The story Comments on it
Sharon was teaching a literature lesson using a picture book, Dr. DeSoto. She had read the story to her second graders, and together they were constructing a plot profile using the main events from the story. Sharon thought the story’s plot profile should reflect a common “bell curve” which shows the story gradually building up to a problem and then winding down to a resolution. Sharon’s aim was to help students understand a story profile and she knew what she wanted the children to say.
But her students disagreed. They thought that there were two different times when the story built up to a problem and that the resulting profile would have at two different "hills" in it. Sharon thought she could convince her students by telling them her reasons and that they would agree with her. They didn't. Instead, they gave her good reasons from the text for why they were thinking differently than she was.  Did Sharon somehow lose face or fail to teach by allowing her students to disagree with her?

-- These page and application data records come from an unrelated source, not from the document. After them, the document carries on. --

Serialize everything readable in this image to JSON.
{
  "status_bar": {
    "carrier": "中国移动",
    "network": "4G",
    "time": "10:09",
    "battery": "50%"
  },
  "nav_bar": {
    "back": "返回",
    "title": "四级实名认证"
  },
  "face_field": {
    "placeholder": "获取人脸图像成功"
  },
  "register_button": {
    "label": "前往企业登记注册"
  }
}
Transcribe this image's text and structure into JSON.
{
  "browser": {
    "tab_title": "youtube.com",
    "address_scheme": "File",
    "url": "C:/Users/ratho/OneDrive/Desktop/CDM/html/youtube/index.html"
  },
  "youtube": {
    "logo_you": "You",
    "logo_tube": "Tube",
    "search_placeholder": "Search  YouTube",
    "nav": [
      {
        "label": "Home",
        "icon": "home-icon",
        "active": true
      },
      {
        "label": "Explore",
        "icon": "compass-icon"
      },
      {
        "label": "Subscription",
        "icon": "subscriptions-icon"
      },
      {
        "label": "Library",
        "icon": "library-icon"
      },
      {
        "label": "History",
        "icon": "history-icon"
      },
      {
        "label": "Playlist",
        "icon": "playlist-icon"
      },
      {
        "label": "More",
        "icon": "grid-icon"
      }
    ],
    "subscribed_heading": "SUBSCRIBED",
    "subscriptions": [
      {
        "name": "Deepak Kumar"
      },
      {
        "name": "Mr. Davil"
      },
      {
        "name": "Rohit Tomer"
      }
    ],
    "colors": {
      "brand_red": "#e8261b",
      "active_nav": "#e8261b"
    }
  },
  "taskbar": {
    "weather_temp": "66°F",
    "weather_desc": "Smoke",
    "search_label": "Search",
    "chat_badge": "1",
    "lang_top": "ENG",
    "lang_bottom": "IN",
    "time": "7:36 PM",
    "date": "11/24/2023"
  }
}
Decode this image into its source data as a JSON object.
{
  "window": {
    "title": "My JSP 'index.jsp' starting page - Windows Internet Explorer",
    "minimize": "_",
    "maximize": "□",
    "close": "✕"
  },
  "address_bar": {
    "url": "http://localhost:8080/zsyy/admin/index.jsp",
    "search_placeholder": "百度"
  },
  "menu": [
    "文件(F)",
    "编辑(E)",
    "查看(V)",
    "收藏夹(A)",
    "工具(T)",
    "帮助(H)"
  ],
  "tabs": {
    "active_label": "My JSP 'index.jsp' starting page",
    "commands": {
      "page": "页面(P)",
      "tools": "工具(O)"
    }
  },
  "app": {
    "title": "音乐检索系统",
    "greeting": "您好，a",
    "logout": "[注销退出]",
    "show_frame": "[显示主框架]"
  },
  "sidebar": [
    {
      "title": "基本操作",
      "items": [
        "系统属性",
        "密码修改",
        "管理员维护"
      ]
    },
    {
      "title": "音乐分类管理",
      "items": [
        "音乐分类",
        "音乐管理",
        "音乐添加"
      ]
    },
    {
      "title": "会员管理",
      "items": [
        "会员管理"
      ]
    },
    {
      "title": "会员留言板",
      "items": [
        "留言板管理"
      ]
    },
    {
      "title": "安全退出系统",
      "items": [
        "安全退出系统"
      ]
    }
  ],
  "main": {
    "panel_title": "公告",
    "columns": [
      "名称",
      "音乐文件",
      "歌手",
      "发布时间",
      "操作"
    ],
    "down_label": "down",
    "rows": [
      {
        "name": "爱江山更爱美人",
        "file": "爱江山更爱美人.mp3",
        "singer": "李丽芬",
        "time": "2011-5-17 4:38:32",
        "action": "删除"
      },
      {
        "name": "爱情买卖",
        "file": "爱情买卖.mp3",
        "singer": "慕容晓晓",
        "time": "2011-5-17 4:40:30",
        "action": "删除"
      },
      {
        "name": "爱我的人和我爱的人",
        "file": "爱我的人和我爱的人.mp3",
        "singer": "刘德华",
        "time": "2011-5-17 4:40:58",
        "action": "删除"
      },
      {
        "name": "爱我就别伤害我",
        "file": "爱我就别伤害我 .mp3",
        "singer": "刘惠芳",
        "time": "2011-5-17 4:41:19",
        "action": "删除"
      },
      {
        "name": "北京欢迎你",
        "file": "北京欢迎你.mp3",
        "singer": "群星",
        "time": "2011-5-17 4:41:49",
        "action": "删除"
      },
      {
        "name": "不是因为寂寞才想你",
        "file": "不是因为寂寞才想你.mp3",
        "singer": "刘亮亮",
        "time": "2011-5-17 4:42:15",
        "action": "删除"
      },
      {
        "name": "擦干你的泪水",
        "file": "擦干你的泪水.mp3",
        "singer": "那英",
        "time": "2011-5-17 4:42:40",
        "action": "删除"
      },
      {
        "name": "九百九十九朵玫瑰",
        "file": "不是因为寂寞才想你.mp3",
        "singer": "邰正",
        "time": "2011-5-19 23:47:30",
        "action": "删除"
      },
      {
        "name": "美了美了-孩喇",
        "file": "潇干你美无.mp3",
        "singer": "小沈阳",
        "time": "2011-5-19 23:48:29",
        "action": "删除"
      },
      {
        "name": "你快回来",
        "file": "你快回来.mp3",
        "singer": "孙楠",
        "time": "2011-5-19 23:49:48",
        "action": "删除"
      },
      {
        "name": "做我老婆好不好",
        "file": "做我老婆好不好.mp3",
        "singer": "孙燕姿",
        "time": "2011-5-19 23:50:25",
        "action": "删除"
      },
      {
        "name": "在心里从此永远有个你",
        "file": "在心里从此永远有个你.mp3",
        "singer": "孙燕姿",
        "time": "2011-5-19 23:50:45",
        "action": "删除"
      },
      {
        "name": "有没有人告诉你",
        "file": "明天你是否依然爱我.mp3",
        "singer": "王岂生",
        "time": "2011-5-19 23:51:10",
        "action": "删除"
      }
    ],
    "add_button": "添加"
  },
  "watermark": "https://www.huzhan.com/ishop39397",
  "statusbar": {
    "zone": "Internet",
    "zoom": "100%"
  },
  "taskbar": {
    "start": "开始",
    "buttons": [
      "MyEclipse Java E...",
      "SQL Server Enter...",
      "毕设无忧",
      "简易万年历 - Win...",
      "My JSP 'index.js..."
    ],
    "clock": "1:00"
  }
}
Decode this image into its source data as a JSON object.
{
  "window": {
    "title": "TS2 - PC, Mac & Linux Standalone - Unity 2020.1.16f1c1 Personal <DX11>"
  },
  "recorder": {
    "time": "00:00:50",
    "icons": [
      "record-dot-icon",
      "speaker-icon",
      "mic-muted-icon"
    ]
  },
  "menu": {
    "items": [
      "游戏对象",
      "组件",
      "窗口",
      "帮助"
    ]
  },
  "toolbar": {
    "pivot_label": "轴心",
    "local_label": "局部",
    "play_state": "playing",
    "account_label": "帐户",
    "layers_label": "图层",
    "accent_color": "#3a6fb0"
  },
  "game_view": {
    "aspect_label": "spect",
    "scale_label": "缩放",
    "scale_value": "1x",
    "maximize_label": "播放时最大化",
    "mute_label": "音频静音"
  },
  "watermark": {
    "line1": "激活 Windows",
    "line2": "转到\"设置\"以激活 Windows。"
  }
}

Sharon gave in, but felt confused about her decision. She wondered if she should have been more assertive about her ideas, so she posed the problem to her mentor, Joan. Joan said, "I see why you're wondering, but maybe we should consider the possibility that this is a good thing. We say we want students to think for themselves, so we can't rightly get upset when they do so. Was their interpretation reasonable?" That remark launched a conversation about what Sharon and Joan hoped to accomplish in elementary literacy, how they could go about it and how Sharon might respond to students in a similar situation.

Joan introduced an interpretation that Sharon was not considering. In that move, she brought Sharon back to thinking about basic goals of literacy teaching. Their conversation could go in many directions from here, but it would proceed on a different footing.